Excerpts from a dataset
# # # # #

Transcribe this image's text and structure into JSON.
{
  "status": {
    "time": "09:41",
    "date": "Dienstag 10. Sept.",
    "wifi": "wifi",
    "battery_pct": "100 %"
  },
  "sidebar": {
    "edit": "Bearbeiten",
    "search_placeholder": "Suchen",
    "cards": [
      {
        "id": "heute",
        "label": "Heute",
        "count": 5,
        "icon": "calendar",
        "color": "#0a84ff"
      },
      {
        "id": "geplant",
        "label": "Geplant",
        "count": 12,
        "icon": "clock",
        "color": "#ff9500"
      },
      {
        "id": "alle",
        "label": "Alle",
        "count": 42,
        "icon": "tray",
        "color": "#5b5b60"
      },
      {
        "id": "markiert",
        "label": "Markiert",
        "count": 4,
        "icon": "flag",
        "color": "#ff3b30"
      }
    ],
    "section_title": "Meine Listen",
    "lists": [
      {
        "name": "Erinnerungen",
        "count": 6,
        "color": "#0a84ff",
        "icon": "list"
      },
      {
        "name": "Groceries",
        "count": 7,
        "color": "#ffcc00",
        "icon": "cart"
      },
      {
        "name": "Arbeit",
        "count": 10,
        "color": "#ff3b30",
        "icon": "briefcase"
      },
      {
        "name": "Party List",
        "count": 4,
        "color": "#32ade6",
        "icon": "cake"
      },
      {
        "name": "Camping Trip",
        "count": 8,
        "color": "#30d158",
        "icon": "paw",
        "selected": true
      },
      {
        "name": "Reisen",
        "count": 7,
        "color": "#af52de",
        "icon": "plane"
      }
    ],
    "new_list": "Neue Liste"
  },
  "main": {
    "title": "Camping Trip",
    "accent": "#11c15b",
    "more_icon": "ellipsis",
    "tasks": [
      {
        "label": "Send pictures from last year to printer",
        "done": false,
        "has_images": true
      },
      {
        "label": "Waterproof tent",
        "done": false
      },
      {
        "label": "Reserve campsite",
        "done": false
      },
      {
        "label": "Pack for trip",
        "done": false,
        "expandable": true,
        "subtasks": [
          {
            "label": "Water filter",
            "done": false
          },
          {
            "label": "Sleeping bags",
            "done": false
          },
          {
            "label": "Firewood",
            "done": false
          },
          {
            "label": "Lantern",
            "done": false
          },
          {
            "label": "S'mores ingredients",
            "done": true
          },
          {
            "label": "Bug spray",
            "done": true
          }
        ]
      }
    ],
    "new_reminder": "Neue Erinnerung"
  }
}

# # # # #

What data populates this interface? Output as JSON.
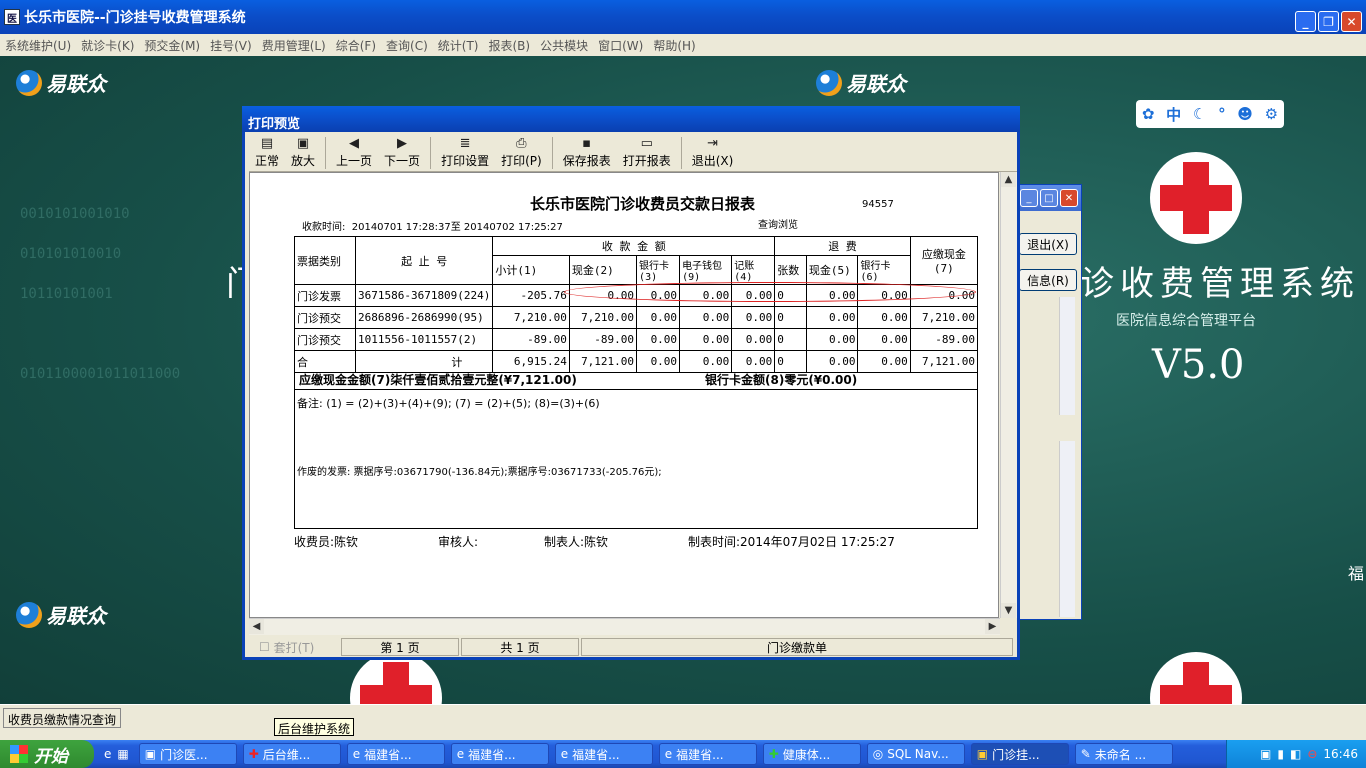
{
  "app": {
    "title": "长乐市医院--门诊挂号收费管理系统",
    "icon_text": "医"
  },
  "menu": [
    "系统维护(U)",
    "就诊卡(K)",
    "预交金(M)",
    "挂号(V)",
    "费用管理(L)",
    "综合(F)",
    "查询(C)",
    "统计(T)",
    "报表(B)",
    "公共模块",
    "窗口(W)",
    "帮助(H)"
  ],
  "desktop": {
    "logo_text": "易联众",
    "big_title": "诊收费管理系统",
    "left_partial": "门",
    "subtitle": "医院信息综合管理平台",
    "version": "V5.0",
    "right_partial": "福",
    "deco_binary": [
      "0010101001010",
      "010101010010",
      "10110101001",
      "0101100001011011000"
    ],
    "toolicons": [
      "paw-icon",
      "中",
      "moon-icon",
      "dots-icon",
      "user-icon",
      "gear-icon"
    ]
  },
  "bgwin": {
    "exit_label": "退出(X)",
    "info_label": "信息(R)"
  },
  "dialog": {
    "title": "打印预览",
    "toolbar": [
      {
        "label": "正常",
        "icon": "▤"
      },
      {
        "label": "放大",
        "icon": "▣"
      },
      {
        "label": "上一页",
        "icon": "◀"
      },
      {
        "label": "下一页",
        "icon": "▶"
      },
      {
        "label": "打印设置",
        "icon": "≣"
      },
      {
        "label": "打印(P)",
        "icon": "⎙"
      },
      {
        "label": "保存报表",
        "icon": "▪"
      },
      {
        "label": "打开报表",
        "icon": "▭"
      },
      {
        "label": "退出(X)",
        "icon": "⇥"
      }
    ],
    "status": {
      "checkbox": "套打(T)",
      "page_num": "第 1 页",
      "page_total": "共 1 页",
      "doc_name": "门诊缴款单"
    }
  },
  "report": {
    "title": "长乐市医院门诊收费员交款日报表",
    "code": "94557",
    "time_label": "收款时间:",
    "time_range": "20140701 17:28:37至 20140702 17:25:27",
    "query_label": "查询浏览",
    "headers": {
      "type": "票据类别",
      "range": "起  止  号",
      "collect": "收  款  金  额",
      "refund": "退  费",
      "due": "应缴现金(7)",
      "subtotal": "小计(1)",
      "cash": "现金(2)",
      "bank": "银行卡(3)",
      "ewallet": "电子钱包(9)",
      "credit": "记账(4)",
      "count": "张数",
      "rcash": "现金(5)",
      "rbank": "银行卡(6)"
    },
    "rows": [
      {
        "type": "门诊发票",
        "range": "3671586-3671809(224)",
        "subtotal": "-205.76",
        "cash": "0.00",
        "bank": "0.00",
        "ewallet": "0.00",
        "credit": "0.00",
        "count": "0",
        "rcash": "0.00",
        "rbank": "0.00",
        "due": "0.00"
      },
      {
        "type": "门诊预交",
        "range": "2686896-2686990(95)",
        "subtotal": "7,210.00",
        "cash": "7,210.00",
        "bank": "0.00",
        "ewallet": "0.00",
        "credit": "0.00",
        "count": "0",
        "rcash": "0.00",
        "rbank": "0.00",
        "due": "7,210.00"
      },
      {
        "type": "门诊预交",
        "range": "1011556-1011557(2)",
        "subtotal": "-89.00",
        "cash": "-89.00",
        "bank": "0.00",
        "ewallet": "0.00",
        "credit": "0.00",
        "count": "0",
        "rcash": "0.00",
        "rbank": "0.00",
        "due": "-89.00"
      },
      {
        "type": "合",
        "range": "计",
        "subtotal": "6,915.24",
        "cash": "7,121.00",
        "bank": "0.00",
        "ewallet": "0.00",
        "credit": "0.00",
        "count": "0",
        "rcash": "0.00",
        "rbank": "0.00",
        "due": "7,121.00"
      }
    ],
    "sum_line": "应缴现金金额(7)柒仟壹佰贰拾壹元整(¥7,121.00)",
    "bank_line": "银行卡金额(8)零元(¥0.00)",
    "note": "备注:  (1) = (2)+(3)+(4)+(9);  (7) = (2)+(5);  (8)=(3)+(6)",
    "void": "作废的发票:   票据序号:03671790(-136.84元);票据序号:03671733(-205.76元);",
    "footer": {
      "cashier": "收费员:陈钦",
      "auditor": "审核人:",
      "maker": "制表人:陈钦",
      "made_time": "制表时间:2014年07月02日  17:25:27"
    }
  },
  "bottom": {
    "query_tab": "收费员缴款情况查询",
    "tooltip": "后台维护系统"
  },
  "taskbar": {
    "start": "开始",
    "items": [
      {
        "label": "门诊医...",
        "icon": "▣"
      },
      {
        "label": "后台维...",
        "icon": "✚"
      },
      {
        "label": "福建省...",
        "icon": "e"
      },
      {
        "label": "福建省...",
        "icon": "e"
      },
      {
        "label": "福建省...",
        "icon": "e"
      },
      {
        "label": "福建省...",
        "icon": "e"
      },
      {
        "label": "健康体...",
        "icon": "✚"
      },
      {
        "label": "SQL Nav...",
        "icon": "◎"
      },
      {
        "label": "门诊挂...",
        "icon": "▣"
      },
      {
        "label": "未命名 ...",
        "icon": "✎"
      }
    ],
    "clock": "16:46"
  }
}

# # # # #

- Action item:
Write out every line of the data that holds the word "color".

- Completed exercise:
        "color": "#0a84ff"
        "color": "#ff9500"
        "color": "#5b5b60"
        "color": "#ff3b30"
        "color": "#0a84ff",
        "color": "#ffcc00",
        "color": "#ff3b30",
        "color": "#32ade6",
        "color": "#30d158",
        "color": "#af52de",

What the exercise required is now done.